◆ **WHAT TO DO**
Leave the images out and repeat the data exactly as given.

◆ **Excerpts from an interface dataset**
==================================================
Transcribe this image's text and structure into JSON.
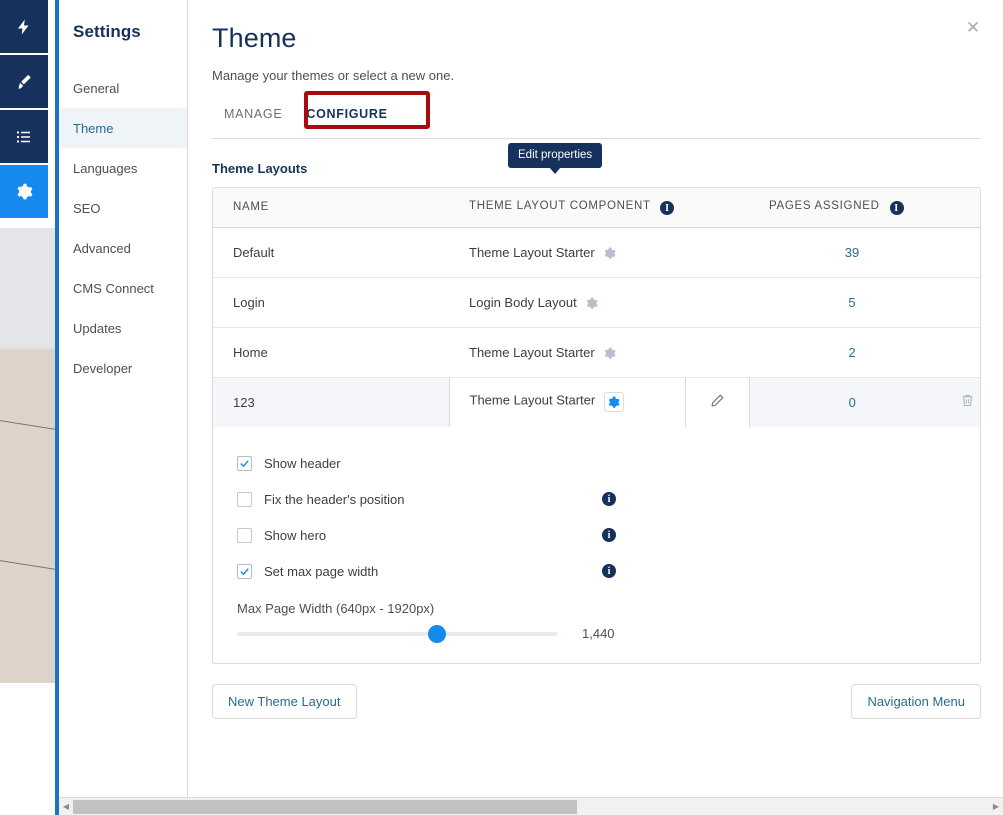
{
  "rail": {
    "items": [
      {
        "name": "lightning-icon",
        "label": "Lightning"
      },
      {
        "name": "brush-icon",
        "label": "Theme Brush"
      },
      {
        "name": "list-icon",
        "label": "Page List"
      },
      {
        "name": "gear-icon",
        "label": "Settings"
      }
    ]
  },
  "sidebar": {
    "title": "Settings",
    "items": [
      {
        "label": "General",
        "active": false
      },
      {
        "label": "Theme",
        "active": true
      },
      {
        "label": "Languages",
        "active": false
      },
      {
        "label": "SEO",
        "active": false
      },
      {
        "label": "Advanced",
        "active": false
      },
      {
        "label": "CMS Connect",
        "active": false
      },
      {
        "label": "Updates",
        "active": false
      },
      {
        "label": "Developer",
        "active": false
      }
    ]
  },
  "header": {
    "title": "Theme",
    "subtitle": "Manage your themes or select a new one.",
    "close_label": "✕"
  },
  "tabs": [
    {
      "label": "MANAGE",
      "active": false
    },
    {
      "label": "CONFIGURE",
      "active": true
    }
  ],
  "section": {
    "title": "Theme Layouts"
  },
  "table": {
    "columns": [
      {
        "label": "NAME",
        "info": false
      },
      {
        "label": "THEME LAYOUT COMPONENT",
        "info": true
      },
      {
        "label": "PAGES ASSIGNED",
        "info": true
      }
    ],
    "rows": [
      {
        "name": "Default",
        "component": "Theme Layout Starter",
        "pages": "39",
        "selected": false
      },
      {
        "name": "Login",
        "component": "Login Body Layout",
        "pages": "5",
        "selected": false
      },
      {
        "name": "Home",
        "component": "Theme Layout Starter",
        "pages": "2",
        "selected": false
      },
      {
        "name": "123",
        "component": "Theme Layout Starter",
        "pages": "0",
        "selected": true
      }
    ]
  },
  "tooltip": {
    "text": "Edit properties"
  },
  "properties": {
    "checkboxes": [
      {
        "label": "Show header",
        "checked": true,
        "info": false
      },
      {
        "label": "Fix the header's position",
        "checked": false,
        "info": true
      },
      {
        "label": "Show hero",
        "checked": false,
        "info": true
      },
      {
        "label": "Set max page width",
        "checked": true,
        "info": true
      }
    ],
    "slider": {
      "label": "Max Page Width (640px - 1920px)",
      "value_display": "1,440",
      "value": 1440,
      "min": 640,
      "max": 1920,
      "percent": 62.5
    }
  },
  "footer": {
    "new_layout_label": "New Theme Layout",
    "nav_menu_label": "Navigation Menu"
  },
  "scrollbar": {
    "left_arrow": "◀",
    "right_arrow": "▶",
    "thumb_percent": 55
  },
  "colors": {
    "brand_navy": "#16325c",
    "brand_blue": "#1589ee",
    "accent_link": "#2b6a8f",
    "highlight_red": "#a80a14",
    "border": "#dddbda"
  },
  "annotation": {
    "highlight_target": "CONFIGURE"
  }
}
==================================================
◆ **ANSWER SPACE**
Transcribe this image's text and structure into JSON.
{
  "rail": {
    "items": [
      {
        "name": "lightning-icon",
        "label": "Lightning"
      },
      {
        "name": "brush-icon",
        "label": "Theme Brush"
      },
      {
        "name": "list-icon",
        "label": "Page List"
      },
      {
        "name": "gear-icon",
        "label": "Settings"
      }
    ]
  },
  "sidebar": {
    "title": "Settings",
    "items": [
      {
        "label": "General",
        "active": false
      },
      {
        "label": "Theme",
        "active": true
      },
      {
        "label": "Languages",
        "active": false
      },
      {
        "label": "SEO",
        "active": false
      },
      {
        "label": "Advanced",
        "active": false
      },
      {
        "label": "CMS Connect",
        "active": false
      },
      {
        "label": "Updates",
        "active": false
      },
      {
        "label": "Developer",
        "active": false
      }
    ]
  },
  "header": {
    "title": "Theme",
    "subtitle": "Manage your themes or select a new one.",
    "close_label": "✕"
  },
  "tabs": [
    {
      "label": "MANAGE",
      "active": false
    },
    {
      "label": "CONFIGURE",
      "active": true
    }
  ],
  "section": {
    "title": "Theme Layouts"
  },
  "table": {
    "columns": [
      {
        "label": "NAME",
        "info": false
      },
      {
        "label": "THEME LAYOUT COMPONENT",
        "info": true
      },
      {
        "label": "PAGES ASSIGNED",
        "info": true
      }
    ],
    "rows": [
      {
        "name": "Default",
        "component": "Theme Layout Starter",
        "pages": "39",
        "selected": false
      },
      {
        "name": "Login",
        "component": "Login Body Layout",
        "pages": "5",
        "selected": false
      },
      {
        "name": "Home",
        "component": "Theme Layout Starter",
        "pages": "2",
        "selected": false
      },
      {
        "name": "123",
        "component": "Theme Layout Starter",
        "pages": "0",
        "selected": true
      }
    ]
  },
  "tooltip": {
    "text": "Edit properties"
  },
  "properties": {
    "checkboxes": [
      {
        "label": "Show header",
        "checked": true,
        "info": false
      },
      {
        "label": "Fix the header's position",
        "checked": false,
        "info": true
      },
      {
        "label": "Show hero",
        "checked": false,
        "info": true
      },
      {
        "label": "Set max page width",
        "checked": true,
        "info": true
      }
    ],
    "slider": {
      "label": "Max Page Width (640px - 1920px)",
      "value_display": "1,440",
      "value": 1440,
      "min": 640,
      "max": 1920,
      "percent": 62.5
    }
  },
  "footer": {
    "new_layout_label": "New Theme Layout",
    "nav_menu_label": "Navigation Menu"
  },
  "scrollbar": {
    "left_arrow": "◀",
    "right_arrow": "▶",
    "thumb_percent": 55
  },
  "colors": {
    "brand_navy": "#16325c",
    "brand_blue": "#1589ee",
    "accent_link": "#2b6a8f",
    "highlight_red": "#a80a14",
    "border": "#dddbda"
  },
  "annotation": {
    "highlight_target": "CONFIGURE"
  }
}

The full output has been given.